YOUR GOAL :: Once you reach the line containing "Enumerate this screenshot's", reproduce it and every later line exactly, through the end of the data.

(Beginning of DATA LISTING)

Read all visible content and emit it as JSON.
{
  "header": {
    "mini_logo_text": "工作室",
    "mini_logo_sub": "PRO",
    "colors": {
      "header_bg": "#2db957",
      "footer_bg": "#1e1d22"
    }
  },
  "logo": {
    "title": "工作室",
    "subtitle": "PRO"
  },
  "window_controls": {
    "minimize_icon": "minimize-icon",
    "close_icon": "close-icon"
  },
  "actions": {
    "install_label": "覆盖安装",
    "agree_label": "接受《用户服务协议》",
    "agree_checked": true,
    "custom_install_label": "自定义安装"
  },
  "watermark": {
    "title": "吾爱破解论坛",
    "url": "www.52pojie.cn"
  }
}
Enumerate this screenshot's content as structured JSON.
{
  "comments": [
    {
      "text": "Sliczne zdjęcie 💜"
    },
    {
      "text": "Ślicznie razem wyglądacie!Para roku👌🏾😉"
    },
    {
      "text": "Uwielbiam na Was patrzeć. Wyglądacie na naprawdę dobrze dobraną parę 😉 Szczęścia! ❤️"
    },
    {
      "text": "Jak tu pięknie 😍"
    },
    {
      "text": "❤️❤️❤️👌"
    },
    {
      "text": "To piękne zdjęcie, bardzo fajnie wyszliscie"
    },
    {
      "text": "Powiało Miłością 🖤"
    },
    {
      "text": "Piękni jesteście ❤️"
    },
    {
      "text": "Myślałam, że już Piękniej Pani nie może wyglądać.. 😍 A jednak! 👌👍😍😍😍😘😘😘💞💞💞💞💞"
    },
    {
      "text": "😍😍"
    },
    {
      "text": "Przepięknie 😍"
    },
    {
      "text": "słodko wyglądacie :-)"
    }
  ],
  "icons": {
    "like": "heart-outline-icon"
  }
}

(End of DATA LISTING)

REPLY TO THE EXERCISE ::
Enumerate this screenshot's content as structured JSON.
{
  "comments": [
    {
      "text": "Sliczne zdjęcie 💜"
    },
    {
      "text": "Ślicznie razem wyglądacie!Para roku👌🏾😉"
    },
    {
      "text": "Uwielbiam na Was patrzeć. Wyglądacie na naprawdę dobrze dobraną parę 😉 Szczęścia! ❤️"
    },
    {
      "text": "Jak tu pięknie 😍"
    },
    {
      "text": "❤️❤️❤️👌"
    },
    {
      "text": "To piękne zdjęcie, bardzo fajnie wyszliscie"
    },
    {
      "text": "Powiało Miłością 🖤"
    },
    {
      "text": "Piękni jesteście ❤️"
    },
    {
      "text": "Myślałam, że już Piękniej Pani nie może wyglądać.. 😍 A jednak! 👌👍😍😍😍😘😘😘💞💞💞💞💞"
    },
    {
      "text": "😍😍"
    },
    {
      "text": "Przepięknie 😍"
    },
    {
      "text": "słodko wyglądacie :-)"
    }
  ],
  "icons": {
    "like": "heart-outline-icon"
  }
}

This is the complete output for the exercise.